#### DATA RECORDS
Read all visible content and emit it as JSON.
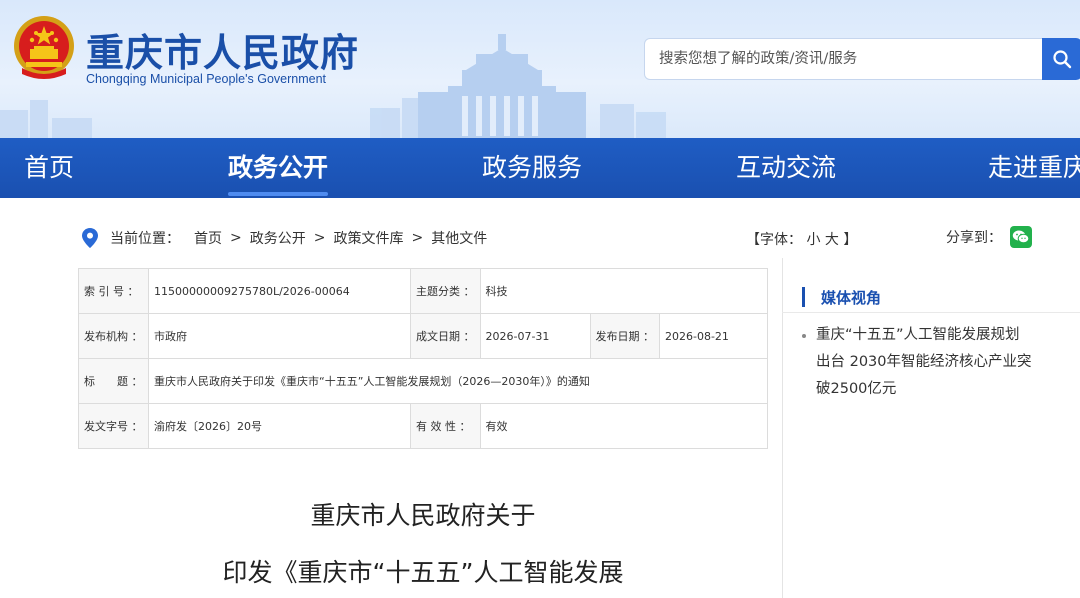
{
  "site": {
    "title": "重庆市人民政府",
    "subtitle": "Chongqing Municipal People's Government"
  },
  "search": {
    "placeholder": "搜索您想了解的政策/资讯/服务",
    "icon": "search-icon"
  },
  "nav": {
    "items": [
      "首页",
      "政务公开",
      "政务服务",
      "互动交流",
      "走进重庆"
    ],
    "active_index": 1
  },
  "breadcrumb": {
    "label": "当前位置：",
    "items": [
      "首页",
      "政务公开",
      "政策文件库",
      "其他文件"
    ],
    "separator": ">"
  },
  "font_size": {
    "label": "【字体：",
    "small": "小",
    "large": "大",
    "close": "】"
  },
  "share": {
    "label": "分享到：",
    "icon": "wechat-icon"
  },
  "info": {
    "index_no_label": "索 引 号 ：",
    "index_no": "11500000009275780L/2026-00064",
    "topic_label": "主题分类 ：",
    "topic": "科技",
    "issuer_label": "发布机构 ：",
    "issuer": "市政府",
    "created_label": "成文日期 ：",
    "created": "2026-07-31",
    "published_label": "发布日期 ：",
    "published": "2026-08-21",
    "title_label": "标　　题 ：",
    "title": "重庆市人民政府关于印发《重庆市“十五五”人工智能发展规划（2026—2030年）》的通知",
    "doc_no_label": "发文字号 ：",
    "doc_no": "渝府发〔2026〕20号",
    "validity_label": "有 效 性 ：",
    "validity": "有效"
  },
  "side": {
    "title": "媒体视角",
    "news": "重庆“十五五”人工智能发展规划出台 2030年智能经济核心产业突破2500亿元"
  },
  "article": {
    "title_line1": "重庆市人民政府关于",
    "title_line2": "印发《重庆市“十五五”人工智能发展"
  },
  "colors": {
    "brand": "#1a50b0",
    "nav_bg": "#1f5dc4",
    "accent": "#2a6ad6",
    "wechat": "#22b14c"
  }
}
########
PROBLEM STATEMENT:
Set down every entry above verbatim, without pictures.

TASK RESPONSE:
Read all visible content and emit it as JSON.
{
  "site": {
    "title": "重庆市人民政府",
    "subtitle": "Chongqing Municipal People's Government"
  },
  "search": {
    "placeholder": "搜索您想了解的政策/资讯/服务",
    "icon": "search-icon"
  },
  "nav": {
    "items": [
      "首页",
      "政务公开",
      "政务服务",
      "互动交流",
      "走进重庆"
    ],
    "active_index": 1
  },
  "breadcrumb": {
    "label": "当前位置：",
    "items": [
      "首页",
      "政务公开",
      "政策文件库",
      "其他文件"
    ],
    "separator": ">"
  },
  "font_size": {
    "label": "【字体：",
    "small": "小",
    "large": "大",
    "close": "】"
  },
  "share": {
    "label": "分享到：",
    "icon": "wechat-icon"
  },
  "info": {
    "index_no_label": "索 引 号 ：",
    "index_no": "11500000009275780L/2026-00064",
    "topic_label": "主题分类 ：",
    "topic": "科技",
    "issuer_label": "发布机构 ：",
    "issuer": "市政府",
    "created_label": "成文日期 ：",
    "created": "2026-07-31",
    "published_label": "发布日期 ：",
    "published": "2026-08-21",
    "title_label": "标　　题 ：",
    "title": "重庆市人民政府关于印发《重庆市“十五五”人工智能发展规划（2026—2030年）》的通知",
    "doc_no_label": "发文字号 ：",
    "doc_no": "渝府发〔2026〕20号",
    "validity_label": "有 效 性 ：",
    "validity": "有效"
  },
  "side": {
    "title": "媒体视角",
    "news": "重庆“十五五”人工智能发展规划出台 2030年智能经济核心产业突破2500亿元"
  },
  "article": {
    "title_line1": "重庆市人民政府关于",
    "title_line2": "印发《重庆市“十五五”人工智能发展"
  },
  "colors": {
    "brand": "#1a50b0",
    "nav_bg": "#1f5dc4",
    "accent": "#2a6ad6",
    "wechat": "#22b14c"
  }
}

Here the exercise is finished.